**Action item**
Across the data below, count every line where the string "icon" appears. Answer with the number alone.

**Records for the exercise**
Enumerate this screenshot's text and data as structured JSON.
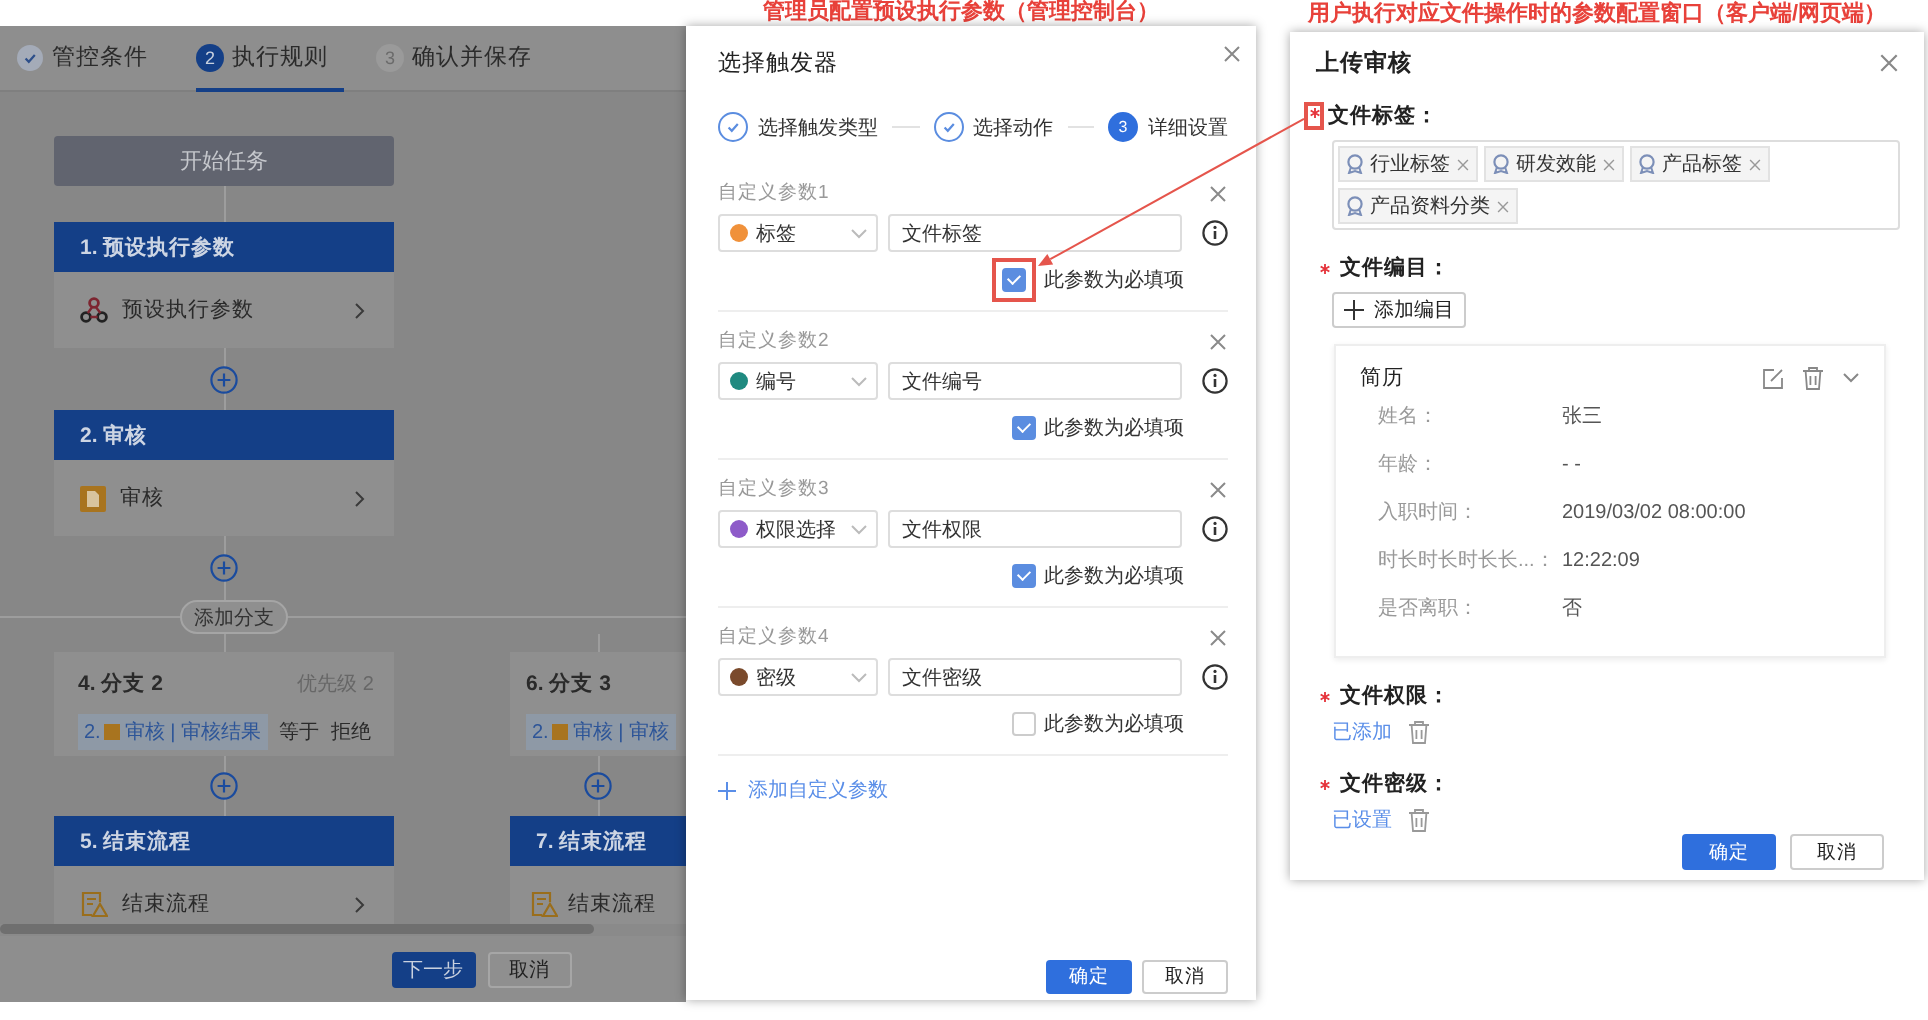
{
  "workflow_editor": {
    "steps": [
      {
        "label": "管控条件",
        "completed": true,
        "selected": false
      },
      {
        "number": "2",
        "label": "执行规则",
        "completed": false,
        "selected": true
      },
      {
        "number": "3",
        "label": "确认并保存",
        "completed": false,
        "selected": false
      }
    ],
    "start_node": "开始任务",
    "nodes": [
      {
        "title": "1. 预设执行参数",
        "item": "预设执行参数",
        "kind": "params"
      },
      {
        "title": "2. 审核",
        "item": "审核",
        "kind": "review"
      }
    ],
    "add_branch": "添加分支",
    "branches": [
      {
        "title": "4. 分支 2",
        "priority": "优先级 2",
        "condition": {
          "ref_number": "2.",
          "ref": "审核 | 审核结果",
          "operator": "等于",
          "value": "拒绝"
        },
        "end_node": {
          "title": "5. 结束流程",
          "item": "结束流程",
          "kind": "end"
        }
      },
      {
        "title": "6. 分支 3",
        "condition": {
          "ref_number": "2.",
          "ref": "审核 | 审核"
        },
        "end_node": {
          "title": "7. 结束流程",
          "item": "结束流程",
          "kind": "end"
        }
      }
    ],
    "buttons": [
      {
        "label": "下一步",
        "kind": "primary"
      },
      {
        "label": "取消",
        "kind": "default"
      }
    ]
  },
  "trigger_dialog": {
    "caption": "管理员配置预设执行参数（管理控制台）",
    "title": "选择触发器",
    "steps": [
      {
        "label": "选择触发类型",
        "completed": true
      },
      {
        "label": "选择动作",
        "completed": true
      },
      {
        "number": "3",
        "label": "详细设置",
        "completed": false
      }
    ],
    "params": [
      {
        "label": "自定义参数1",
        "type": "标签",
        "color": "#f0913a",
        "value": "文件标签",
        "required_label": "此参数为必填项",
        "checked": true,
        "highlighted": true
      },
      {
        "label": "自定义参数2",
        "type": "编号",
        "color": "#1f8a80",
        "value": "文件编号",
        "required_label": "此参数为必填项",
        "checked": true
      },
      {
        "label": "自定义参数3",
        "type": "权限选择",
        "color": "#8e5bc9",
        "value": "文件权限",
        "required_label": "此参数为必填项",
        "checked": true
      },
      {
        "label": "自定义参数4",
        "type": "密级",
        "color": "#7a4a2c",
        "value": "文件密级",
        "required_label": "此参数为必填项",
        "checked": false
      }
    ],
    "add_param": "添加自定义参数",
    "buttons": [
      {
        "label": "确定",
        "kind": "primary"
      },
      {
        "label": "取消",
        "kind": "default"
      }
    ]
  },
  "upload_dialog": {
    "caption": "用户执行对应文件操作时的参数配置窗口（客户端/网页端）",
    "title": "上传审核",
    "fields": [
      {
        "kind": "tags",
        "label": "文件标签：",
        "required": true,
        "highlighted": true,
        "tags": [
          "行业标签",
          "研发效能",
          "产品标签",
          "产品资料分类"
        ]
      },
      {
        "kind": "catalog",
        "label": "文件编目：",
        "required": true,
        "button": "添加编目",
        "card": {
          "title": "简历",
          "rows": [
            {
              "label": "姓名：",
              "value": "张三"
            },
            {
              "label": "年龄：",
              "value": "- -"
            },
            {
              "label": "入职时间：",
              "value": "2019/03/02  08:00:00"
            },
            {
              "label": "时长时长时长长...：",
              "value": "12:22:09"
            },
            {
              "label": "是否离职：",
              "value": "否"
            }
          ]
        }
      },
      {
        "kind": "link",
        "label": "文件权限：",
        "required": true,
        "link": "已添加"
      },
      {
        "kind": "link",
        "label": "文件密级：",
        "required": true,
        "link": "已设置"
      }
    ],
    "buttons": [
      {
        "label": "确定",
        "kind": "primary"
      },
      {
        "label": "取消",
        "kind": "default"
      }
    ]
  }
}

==

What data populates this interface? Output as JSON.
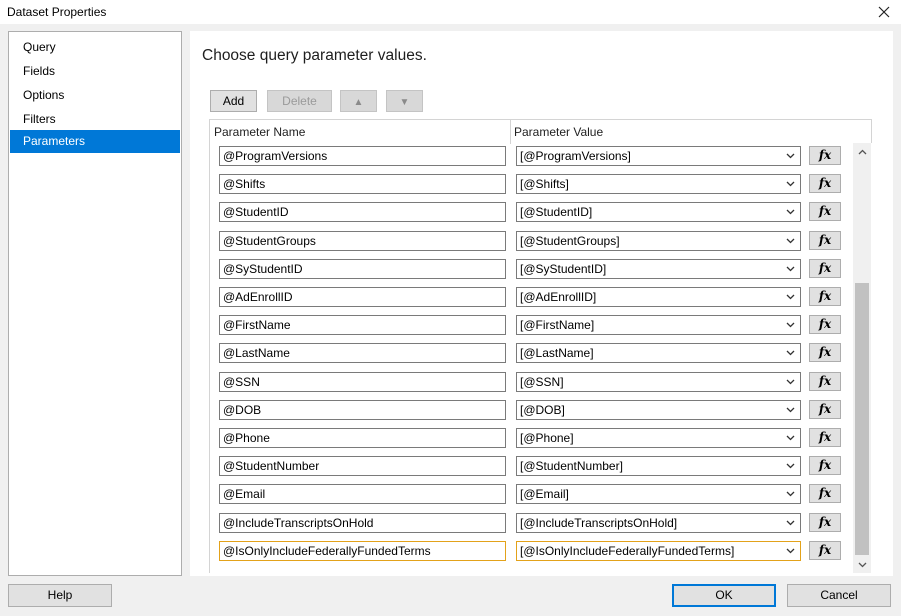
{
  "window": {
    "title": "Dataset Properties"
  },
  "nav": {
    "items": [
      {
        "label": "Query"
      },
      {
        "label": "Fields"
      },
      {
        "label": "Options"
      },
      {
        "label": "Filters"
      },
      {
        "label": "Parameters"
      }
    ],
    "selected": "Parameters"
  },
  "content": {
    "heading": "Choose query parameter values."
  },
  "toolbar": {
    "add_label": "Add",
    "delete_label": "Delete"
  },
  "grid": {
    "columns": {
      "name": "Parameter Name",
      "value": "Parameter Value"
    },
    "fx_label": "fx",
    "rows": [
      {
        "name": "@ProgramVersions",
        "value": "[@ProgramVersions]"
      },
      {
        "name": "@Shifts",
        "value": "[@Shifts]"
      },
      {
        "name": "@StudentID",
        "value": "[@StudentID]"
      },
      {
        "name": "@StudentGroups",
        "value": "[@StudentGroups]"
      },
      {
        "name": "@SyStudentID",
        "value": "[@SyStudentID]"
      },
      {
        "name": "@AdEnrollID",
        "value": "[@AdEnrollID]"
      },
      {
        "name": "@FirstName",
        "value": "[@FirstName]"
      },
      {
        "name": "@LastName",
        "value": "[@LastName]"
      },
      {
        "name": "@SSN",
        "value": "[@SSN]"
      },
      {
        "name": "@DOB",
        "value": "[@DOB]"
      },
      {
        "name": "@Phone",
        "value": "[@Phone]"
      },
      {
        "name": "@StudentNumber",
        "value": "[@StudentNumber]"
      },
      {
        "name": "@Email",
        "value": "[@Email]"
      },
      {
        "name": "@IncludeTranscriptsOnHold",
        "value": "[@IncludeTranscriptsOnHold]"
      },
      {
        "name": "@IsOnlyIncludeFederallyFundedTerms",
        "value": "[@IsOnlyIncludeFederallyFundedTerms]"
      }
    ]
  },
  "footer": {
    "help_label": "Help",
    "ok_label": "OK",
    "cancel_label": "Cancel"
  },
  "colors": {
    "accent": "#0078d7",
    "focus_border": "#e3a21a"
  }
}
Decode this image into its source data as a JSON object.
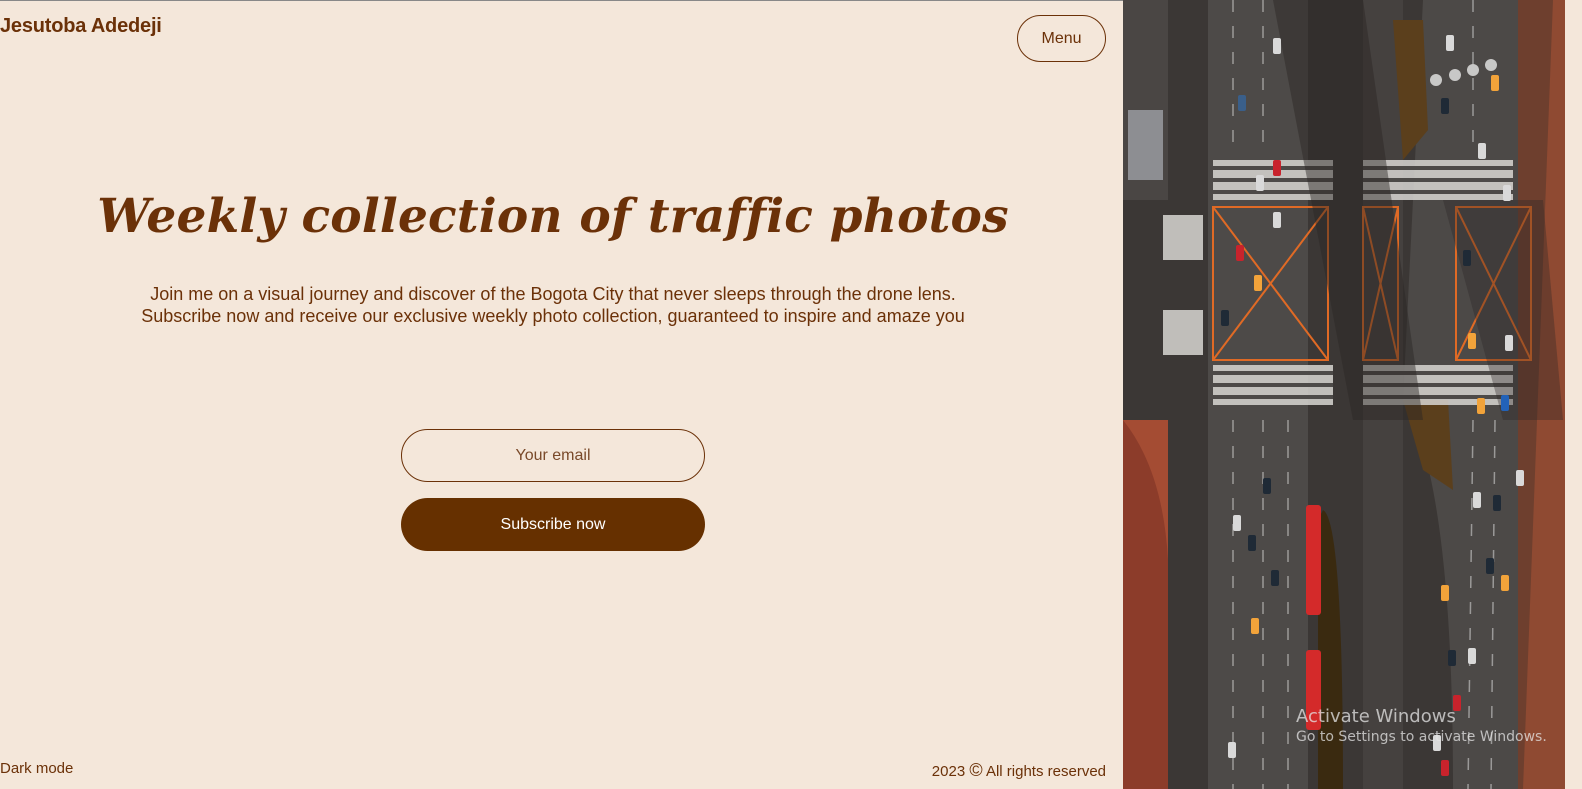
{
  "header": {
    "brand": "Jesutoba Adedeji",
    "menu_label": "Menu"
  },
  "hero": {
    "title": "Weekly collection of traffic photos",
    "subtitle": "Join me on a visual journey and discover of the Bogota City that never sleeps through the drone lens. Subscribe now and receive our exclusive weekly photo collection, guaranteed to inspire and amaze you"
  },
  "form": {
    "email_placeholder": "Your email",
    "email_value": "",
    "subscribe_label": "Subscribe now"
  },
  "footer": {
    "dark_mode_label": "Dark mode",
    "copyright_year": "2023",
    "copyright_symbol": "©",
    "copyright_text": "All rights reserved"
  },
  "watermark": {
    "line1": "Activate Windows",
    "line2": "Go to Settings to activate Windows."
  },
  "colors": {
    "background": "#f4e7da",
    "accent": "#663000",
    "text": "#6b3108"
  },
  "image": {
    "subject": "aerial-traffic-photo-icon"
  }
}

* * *

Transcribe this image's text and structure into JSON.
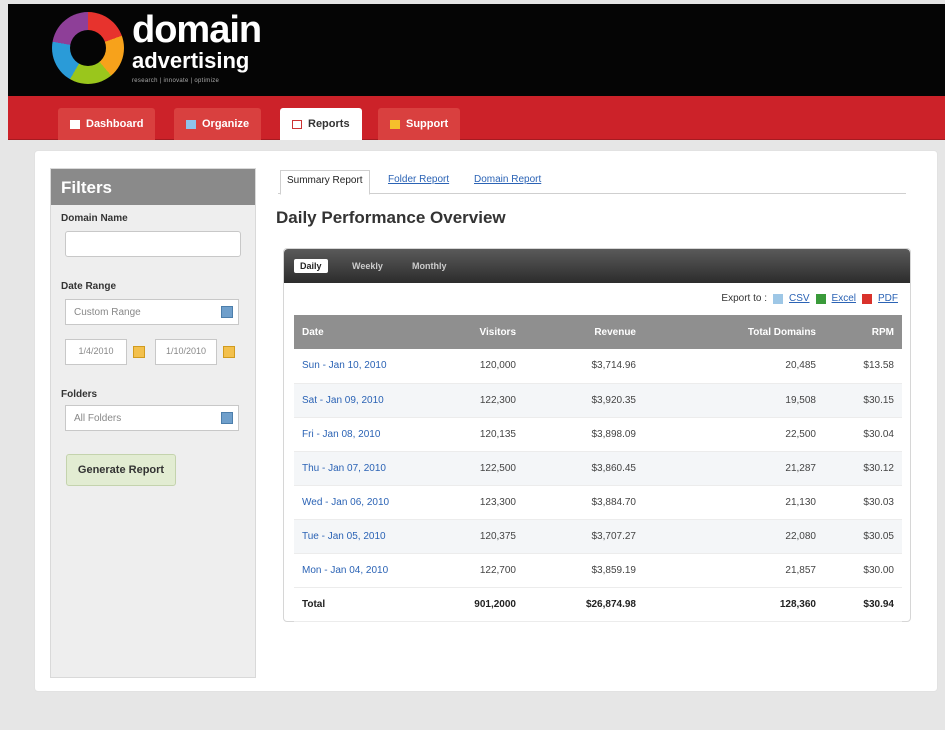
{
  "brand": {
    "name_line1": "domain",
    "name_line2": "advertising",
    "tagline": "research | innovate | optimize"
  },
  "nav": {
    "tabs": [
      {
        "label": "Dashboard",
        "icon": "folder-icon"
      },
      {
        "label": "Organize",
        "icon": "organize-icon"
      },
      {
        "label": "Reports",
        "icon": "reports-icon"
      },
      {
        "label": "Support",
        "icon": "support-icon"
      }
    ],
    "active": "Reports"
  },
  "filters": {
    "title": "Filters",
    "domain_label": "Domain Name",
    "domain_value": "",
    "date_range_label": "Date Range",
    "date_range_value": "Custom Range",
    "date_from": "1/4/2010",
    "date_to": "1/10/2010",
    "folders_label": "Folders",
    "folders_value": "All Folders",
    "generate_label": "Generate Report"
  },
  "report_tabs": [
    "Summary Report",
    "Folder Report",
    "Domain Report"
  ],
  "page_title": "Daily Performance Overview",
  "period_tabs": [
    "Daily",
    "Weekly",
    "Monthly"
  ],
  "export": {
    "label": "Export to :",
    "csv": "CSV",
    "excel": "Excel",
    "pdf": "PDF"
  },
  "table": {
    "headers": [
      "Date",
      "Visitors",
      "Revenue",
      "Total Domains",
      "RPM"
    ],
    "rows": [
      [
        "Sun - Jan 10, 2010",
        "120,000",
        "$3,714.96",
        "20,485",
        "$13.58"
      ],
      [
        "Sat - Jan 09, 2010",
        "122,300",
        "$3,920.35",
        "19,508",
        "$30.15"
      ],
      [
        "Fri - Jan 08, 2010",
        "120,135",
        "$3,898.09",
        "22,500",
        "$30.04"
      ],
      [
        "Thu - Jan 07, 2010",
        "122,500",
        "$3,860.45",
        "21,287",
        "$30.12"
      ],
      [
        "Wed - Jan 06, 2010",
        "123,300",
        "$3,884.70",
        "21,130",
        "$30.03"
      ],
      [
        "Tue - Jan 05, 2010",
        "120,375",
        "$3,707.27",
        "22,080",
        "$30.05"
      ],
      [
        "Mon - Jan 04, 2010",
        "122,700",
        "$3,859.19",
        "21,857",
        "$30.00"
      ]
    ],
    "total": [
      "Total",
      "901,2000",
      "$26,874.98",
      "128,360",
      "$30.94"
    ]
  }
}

**Written response**
5